Activity-dependent neuroprotective protein (ADNP) mutations are linked with cognitive dysfunctions characterizing the autistic-like ADNP syndrome patients, who also suffer from delayed motor maturation. We thus hypothesized that ADNP is deregulated in versatile myopathies and that local ADNP muscle deficiency results in myopathy, treatable by the ADNP fragment NAP. Here, single-cell transcriptomics identified ADNP as a major constituent of the developing human muscle. ADNP transcript concentrations further predicted multiple human muscle diseases, with concentrations negatively correlated with the ADNP target interacting protein, microtubule end protein 1 (EB1). Reverting back to modeling at the single-cell level of the male mouse transcriptome, Adnp mRNA concentrations age-dependently correlated with motor disease as well as with sexual maturation gene transcripts, while Adnp expressing limb muscle cells significantly decreased with aging. Mouse Adnp heterozygous deficiency exhibited muscle microtubule reduction and myosin light chain (Myl2) deregulation coupled with motor dysfunction. CRISPR knockdown of adult gastrocnemius muscle Adnp in a Cas9 mouse resulted in treadmill (male) and gait (female) dysfunctions that were specifically ameliorated by treatment with the ADNP snippet, microtubule interacting, Myl2-regulating, NAP (CP201). Taken together, our studies provide new hope for personalized diagnosis/therapeutics in versatile myopathies.
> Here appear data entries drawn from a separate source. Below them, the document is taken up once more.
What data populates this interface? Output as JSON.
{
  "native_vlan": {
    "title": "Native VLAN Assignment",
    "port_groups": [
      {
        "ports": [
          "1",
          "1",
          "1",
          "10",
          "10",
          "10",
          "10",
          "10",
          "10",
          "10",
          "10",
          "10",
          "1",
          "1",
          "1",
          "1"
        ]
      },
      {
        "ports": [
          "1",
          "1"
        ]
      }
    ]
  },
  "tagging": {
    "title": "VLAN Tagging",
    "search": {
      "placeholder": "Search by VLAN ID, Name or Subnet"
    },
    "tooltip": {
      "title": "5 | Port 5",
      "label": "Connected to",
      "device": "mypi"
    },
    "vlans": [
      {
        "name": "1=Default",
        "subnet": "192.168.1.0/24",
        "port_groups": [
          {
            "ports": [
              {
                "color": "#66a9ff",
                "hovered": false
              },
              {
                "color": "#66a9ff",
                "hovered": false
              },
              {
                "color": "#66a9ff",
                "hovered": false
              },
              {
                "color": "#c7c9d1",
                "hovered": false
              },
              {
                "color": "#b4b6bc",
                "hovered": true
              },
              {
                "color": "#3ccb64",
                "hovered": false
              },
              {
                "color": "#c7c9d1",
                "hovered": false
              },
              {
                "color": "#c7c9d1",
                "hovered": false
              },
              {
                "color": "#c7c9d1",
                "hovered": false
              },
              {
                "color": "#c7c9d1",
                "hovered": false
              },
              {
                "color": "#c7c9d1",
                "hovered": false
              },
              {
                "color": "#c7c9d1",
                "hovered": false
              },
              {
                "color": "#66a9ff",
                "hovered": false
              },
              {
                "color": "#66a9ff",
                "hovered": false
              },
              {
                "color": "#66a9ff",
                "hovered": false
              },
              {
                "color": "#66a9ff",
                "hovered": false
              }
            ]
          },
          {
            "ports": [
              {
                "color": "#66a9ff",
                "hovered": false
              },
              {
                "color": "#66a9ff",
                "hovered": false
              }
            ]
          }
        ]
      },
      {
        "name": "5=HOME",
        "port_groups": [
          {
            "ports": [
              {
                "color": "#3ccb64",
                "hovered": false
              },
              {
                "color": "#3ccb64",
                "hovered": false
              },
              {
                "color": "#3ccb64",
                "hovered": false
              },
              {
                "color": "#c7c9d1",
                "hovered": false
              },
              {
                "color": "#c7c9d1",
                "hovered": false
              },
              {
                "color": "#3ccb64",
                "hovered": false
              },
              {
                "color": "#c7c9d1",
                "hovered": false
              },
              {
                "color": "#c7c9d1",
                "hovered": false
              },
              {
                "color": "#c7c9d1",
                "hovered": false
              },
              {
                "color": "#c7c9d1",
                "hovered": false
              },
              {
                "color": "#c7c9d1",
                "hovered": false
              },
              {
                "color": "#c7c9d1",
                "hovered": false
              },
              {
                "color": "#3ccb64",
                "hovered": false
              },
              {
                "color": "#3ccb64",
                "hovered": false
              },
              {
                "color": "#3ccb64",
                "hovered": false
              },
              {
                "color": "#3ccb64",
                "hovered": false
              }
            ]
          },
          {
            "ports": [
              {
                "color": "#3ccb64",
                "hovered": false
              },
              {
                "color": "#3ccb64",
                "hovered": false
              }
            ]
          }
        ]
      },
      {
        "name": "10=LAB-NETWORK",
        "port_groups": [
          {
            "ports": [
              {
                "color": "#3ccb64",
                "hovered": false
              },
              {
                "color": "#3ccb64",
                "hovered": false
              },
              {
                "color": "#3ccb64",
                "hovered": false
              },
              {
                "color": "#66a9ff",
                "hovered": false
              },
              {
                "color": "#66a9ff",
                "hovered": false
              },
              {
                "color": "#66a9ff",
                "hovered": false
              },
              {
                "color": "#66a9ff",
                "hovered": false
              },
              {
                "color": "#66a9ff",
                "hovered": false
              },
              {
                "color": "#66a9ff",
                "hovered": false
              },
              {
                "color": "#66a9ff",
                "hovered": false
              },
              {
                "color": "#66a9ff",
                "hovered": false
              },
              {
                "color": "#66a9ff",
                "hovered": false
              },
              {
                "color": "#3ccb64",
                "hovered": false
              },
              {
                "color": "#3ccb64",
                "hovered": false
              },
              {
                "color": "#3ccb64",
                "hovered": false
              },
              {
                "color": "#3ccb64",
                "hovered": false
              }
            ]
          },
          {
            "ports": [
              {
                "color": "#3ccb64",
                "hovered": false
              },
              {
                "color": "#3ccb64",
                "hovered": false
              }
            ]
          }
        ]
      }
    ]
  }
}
Keywords: ADNP; CRISPR/Cas9; NAP; muscular dystrophy; neuromuscular diseases.